North Carolina's new voting maps could be in trouble.
The U.S. Department of Justice is expected to announce this week whether the maps have their approval as required by the Voting Rights Act.
But on Monday, it was discovered that a software glitch in one of the programs used to draw the maps left thousands of voters off the maps entirely. In the House maps, more than 5,700 voting blocks were not assigned to districts. The Senate map missed 3,200 blocks.
The errors affect nearly half the districts in each chamber.
The congressional maps have similar errors, and that could pose a serious problem for pre-clearance.

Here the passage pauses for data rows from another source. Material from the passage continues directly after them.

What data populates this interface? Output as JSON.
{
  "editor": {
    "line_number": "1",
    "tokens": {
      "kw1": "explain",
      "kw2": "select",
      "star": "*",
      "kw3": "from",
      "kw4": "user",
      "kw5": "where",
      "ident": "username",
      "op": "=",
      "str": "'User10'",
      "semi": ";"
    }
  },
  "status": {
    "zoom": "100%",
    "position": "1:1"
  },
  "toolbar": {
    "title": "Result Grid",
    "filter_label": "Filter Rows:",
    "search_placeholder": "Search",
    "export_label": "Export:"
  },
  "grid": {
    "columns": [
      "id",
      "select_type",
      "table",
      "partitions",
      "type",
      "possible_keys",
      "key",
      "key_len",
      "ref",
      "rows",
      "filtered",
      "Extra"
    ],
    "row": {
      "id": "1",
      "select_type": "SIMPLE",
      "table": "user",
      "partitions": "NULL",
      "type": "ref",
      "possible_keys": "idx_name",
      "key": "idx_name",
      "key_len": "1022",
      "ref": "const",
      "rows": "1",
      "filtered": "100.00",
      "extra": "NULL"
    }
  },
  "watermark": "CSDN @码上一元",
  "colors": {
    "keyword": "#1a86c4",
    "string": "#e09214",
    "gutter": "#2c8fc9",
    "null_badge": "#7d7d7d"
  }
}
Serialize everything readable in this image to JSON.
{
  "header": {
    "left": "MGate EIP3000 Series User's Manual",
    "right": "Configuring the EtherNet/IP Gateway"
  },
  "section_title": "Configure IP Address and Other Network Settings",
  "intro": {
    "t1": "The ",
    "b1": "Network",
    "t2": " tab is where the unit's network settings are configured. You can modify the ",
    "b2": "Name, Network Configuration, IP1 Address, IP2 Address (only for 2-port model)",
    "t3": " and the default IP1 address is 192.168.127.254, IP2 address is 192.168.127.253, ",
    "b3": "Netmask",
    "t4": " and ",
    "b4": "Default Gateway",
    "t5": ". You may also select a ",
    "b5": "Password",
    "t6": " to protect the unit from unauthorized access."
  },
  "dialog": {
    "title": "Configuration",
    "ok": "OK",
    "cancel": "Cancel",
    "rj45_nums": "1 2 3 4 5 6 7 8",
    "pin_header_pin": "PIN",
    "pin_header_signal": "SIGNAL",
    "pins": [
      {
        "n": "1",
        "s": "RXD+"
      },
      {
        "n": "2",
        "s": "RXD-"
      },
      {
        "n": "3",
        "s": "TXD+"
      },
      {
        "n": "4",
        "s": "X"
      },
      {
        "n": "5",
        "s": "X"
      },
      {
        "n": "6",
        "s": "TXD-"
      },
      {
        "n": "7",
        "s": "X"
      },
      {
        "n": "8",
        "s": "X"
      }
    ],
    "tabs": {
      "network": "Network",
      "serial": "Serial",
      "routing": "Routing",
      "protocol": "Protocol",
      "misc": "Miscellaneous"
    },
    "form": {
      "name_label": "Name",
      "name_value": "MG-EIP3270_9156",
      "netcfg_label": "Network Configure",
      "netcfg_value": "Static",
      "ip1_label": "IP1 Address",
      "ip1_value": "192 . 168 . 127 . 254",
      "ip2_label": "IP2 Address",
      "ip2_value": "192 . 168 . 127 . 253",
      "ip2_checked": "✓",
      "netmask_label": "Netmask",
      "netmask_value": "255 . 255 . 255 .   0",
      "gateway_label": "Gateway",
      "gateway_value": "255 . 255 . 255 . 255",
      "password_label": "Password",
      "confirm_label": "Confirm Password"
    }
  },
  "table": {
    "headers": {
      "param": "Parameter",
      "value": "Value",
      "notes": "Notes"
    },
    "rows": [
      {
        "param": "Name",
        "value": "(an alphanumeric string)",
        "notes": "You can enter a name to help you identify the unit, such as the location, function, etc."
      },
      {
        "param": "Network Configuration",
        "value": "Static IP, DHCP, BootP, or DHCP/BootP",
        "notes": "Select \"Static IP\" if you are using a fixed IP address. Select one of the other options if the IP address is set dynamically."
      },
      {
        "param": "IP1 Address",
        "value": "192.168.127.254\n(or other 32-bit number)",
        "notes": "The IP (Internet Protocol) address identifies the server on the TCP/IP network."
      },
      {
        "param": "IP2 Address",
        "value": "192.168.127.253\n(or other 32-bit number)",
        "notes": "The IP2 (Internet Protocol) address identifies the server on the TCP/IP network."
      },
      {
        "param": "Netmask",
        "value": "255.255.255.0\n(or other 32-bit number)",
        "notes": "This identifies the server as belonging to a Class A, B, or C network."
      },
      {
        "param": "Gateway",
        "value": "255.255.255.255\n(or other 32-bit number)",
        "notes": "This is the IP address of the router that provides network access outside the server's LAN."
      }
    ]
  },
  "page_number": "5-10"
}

Under federal law, each congressional district must have almost exactly the same number of voters – plus or minus just one voter. The errors in that map cause it to violate the variance.

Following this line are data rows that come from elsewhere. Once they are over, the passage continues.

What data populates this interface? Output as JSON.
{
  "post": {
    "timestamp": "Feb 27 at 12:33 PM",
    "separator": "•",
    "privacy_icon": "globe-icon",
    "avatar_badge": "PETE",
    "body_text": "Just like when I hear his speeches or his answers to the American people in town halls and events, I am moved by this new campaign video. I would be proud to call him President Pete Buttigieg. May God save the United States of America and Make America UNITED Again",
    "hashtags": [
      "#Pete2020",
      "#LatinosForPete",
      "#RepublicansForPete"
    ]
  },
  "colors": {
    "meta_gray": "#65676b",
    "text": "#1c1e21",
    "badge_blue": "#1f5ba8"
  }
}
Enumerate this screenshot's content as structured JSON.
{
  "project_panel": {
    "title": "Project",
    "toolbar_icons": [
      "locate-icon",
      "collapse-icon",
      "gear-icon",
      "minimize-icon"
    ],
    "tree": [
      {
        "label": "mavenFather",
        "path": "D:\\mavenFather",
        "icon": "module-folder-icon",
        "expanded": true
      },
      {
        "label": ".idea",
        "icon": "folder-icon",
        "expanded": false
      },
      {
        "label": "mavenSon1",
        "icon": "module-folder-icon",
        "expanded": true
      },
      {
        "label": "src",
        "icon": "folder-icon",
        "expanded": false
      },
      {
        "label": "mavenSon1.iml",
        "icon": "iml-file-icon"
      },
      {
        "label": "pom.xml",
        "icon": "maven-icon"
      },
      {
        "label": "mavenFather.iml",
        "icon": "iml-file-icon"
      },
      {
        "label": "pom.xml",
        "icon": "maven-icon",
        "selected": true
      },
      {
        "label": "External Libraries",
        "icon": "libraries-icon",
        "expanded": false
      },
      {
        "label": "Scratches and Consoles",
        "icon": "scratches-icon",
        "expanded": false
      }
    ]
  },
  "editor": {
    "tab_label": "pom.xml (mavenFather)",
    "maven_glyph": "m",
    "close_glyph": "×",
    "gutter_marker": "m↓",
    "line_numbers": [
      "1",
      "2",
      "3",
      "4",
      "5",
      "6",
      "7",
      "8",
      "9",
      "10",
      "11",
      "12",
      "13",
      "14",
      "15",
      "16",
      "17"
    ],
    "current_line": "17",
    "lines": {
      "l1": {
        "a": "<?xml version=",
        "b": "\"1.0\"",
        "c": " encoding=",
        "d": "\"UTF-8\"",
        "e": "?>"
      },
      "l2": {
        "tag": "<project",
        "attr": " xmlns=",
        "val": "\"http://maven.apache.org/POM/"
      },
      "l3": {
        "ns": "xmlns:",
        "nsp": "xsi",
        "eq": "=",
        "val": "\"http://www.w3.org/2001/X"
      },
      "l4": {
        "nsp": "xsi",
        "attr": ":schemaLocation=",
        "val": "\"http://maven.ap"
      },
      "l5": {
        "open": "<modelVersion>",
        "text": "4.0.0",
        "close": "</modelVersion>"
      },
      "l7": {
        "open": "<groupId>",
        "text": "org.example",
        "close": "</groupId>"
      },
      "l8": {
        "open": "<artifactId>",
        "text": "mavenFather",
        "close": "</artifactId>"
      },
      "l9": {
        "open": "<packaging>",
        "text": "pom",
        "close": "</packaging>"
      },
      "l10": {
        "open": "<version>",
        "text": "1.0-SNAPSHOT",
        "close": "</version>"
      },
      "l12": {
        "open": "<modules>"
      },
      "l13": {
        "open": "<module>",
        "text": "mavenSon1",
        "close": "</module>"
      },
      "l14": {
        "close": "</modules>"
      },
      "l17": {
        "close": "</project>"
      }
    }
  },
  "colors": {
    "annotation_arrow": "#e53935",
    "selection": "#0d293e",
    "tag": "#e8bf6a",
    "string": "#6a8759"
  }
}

All of the affected census blocks were in block groups or tracts with split precincts – a tactic mapmakers used throughout the state to tailor districts at block-by-block levels of precision. The split districts appear to have been the reason for the software glitch.

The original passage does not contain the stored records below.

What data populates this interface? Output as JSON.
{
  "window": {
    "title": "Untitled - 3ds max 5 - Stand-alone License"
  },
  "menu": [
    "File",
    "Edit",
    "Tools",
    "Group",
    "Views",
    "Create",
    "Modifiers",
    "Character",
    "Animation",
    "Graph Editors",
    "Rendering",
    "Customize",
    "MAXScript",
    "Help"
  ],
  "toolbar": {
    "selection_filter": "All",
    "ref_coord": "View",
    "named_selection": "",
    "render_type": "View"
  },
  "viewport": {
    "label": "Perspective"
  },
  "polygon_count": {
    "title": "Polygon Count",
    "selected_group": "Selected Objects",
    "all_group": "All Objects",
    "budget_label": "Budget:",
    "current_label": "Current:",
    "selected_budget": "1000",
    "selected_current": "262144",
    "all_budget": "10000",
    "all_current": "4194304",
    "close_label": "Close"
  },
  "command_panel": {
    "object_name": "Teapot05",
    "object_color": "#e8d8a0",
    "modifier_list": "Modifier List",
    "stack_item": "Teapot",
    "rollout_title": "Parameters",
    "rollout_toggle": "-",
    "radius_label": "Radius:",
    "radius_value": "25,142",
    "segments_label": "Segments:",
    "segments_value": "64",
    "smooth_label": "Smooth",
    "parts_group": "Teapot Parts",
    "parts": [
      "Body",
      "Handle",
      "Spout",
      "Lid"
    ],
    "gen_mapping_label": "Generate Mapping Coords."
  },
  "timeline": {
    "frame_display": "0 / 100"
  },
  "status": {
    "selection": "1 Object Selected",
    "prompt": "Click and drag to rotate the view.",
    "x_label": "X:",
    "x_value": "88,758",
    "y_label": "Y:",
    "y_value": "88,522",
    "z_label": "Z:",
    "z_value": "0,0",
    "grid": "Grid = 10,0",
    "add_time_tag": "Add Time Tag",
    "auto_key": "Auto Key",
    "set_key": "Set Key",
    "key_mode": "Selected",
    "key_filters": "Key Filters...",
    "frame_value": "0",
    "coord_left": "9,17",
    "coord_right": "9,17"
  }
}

Democratic critics say the maps illegally pack minority voters into Democratic districts to dilute their influence elsewhere. They seized the opportunity to attack the GOP's errors.
House Minority Leader Joe Hackney and Senate Minority Leader Martin Nesbitt sent the following comment:
"In (Republicans') rush to re-segregate communities and pull apart neighborhoods with their redistricting plans, we have now learned that they neglected to account for thousands of people. Their plan to split voting precincts proved too complicated even for their outside experts and sophisticated software to handle properly."
And from State Democratic Party chair David Parker: “These maps were designed to target women legislators, divide long-standing community ties and ultimately, to re-segregate North Carolina altogether. Time and again, Republicans have shown that they simply cannot be trusted to put the best interests of North Carolinians before their own partisan ambitions. Republicans should be ashamed of themselves for pushing this partisan boondoggle.”
Lawmakers will likely have to take up technical corrections in next week's special session.
House and Senate leaders didn't have an immediate comment on the news. We'll have more coverage of this tomorrow, including interviews with the Redistricting chairs.